··· Records ···

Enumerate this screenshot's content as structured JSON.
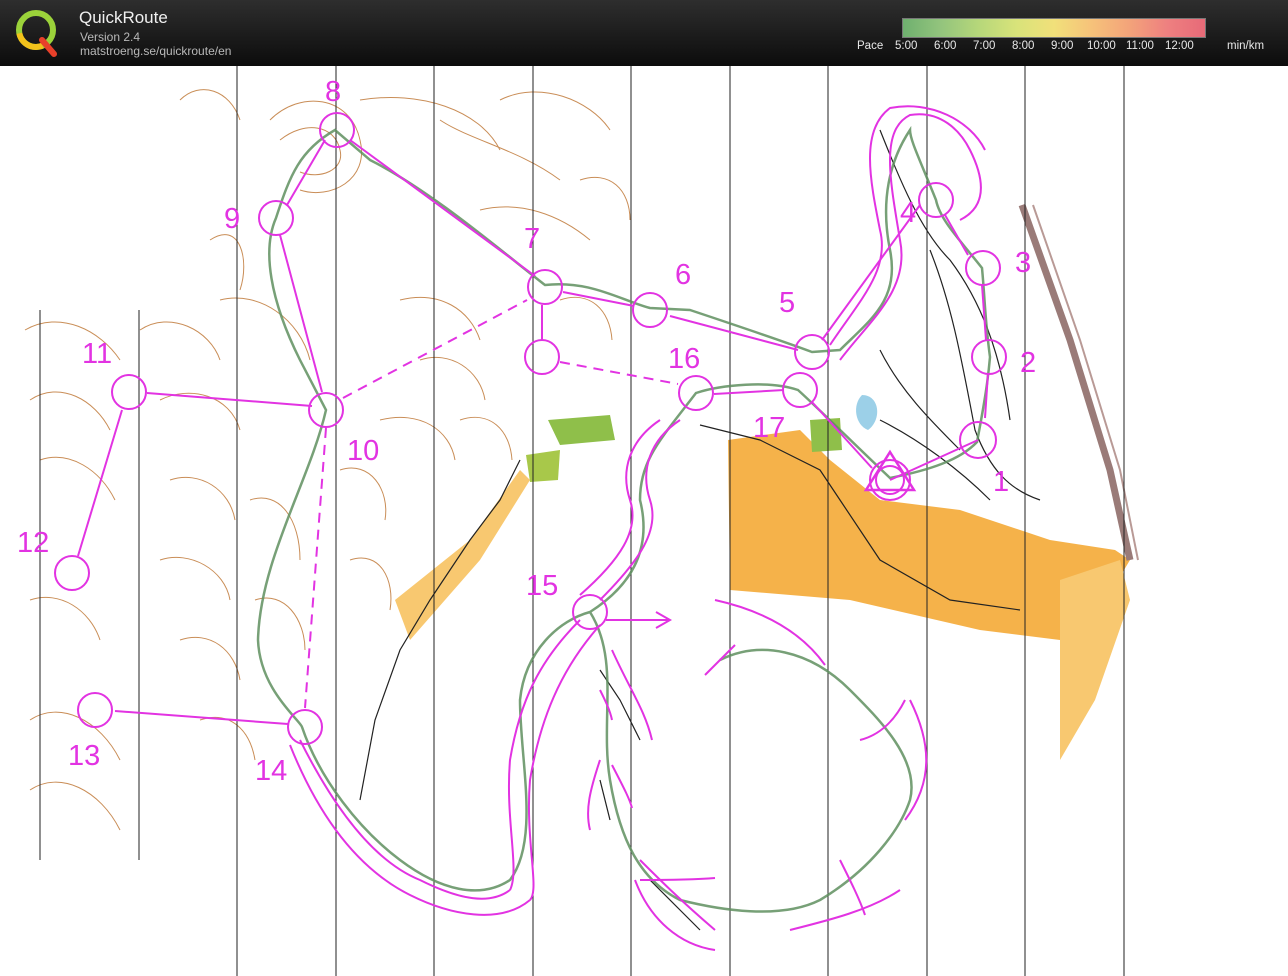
{
  "app": {
    "title": "QuickRoute",
    "version": "Version 2.4",
    "url": "matstroeng.se/quickroute/en"
  },
  "pace_legend": {
    "label": "Pace",
    "ticks": [
      "5:00",
      "6:00",
      "7:00",
      "8:00",
      "9:00",
      "10:00",
      "11:00",
      "12:00"
    ],
    "unit": "min/km"
  },
  "colors": {
    "course": "#e233e2",
    "route": "#5f8f5f",
    "contour": "#c07a3a",
    "open_land": "#f5b24a",
    "meridian": "#222222"
  },
  "icons": {
    "logo": "quickroute-logo"
  },
  "course": {
    "controls": [
      {
        "id": "1",
        "label": "1"
      },
      {
        "id": "2",
        "label": "2"
      },
      {
        "id": "3",
        "label": "3"
      },
      {
        "id": "4",
        "label": "4"
      },
      {
        "id": "5",
        "label": "5"
      },
      {
        "id": "6",
        "label": "6"
      },
      {
        "id": "7",
        "label": "7"
      },
      {
        "id": "8",
        "label": "8"
      },
      {
        "id": "9",
        "label": "9"
      },
      {
        "id": "10",
        "label": "10"
      },
      {
        "id": "11",
        "label": "11"
      },
      {
        "id": "12",
        "label": "12"
      },
      {
        "id": "13",
        "label": "13"
      },
      {
        "id": "14",
        "label": "14"
      },
      {
        "id": "15",
        "label": "15"
      },
      {
        "id": "16",
        "label": "16"
      },
      {
        "id": "17",
        "label": "17"
      }
    ]
  }
}
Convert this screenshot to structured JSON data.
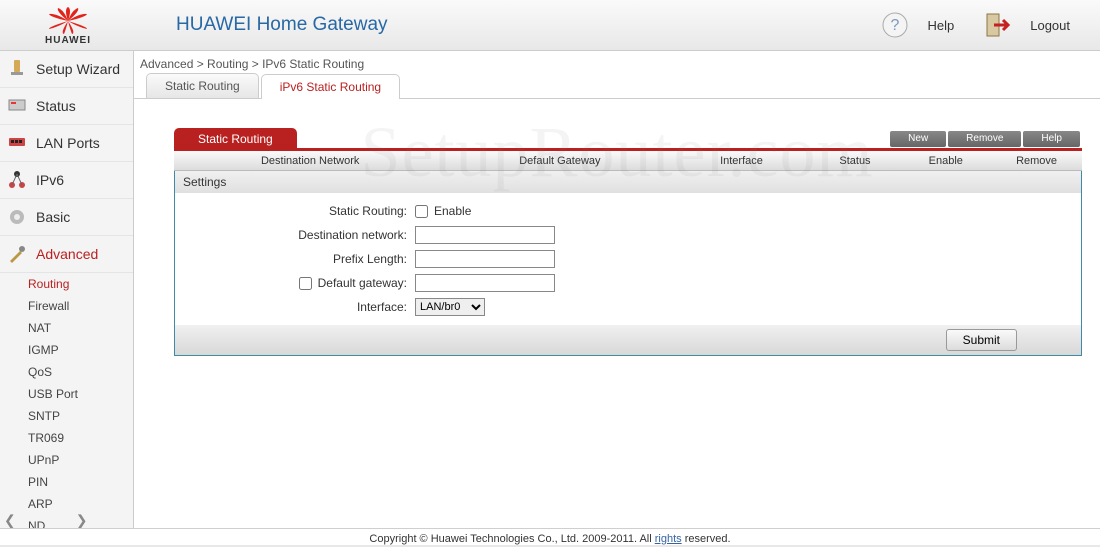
{
  "header": {
    "brand": "HUAWEI",
    "title": "HUAWEI Home Gateway",
    "help": "Help",
    "logout": "Logout"
  },
  "nav": {
    "items": [
      {
        "label": "Setup Wizard"
      },
      {
        "label": "Status"
      },
      {
        "label": "LAN Ports"
      },
      {
        "label": "IPv6"
      },
      {
        "label": "Basic"
      },
      {
        "label": "Advanced"
      }
    ],
    "advanced_sub": [
      "Routing",
      "Firewall",
      "NAT",
      "IGMP",
      "QoS",
      "USB Port",
      "SNTP",
      "TR069",
      "UPnP",
      "PIN",
      "ARP",
      "ND"
    ]
  },
  "breadcrumb": "Advanced > Routing > IPv6 Static Routing",
  "tabs": {
    "t0": "Static Routing",
    "t1": "iPv6 Static Routing"
  },
  "section": {
    "title": "Static Routing",
    "actions": {
      "new": "New",
      "remove": "Remove",
      "help": "Help"
    }
  },
  "cols": {
    "c0": "Destination Network",
    "c1": "Default Gateway",
    "c2": "Interface",
    "c3": "Status",
    "c4": "Enable",
    "c5": "Remove"
  },
  "panel": {
    "label": "Settings"
  },
  "form": {
    "static_routing_label": "Static Routing:",
    "enable_label": "Enable",
    "dest_label": "Destination network:",
    "prefix_label": "Prefix Length:",
    "gateway_label": "Default gateway:",
    "interface_label": "Interface:",
    "interface_value": "LAN/br0",
    "submit": "Submit"
  },
  "watermark": "SetupRouter.com",
  "footer": {
    "pre": "Copyright © Huawei Technologies Co., Ltd. 2009-2011. All ",
    "rights": "rights",
    "post": " reserved."
  }
}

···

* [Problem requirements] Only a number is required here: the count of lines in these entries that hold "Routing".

* [Answer section] 6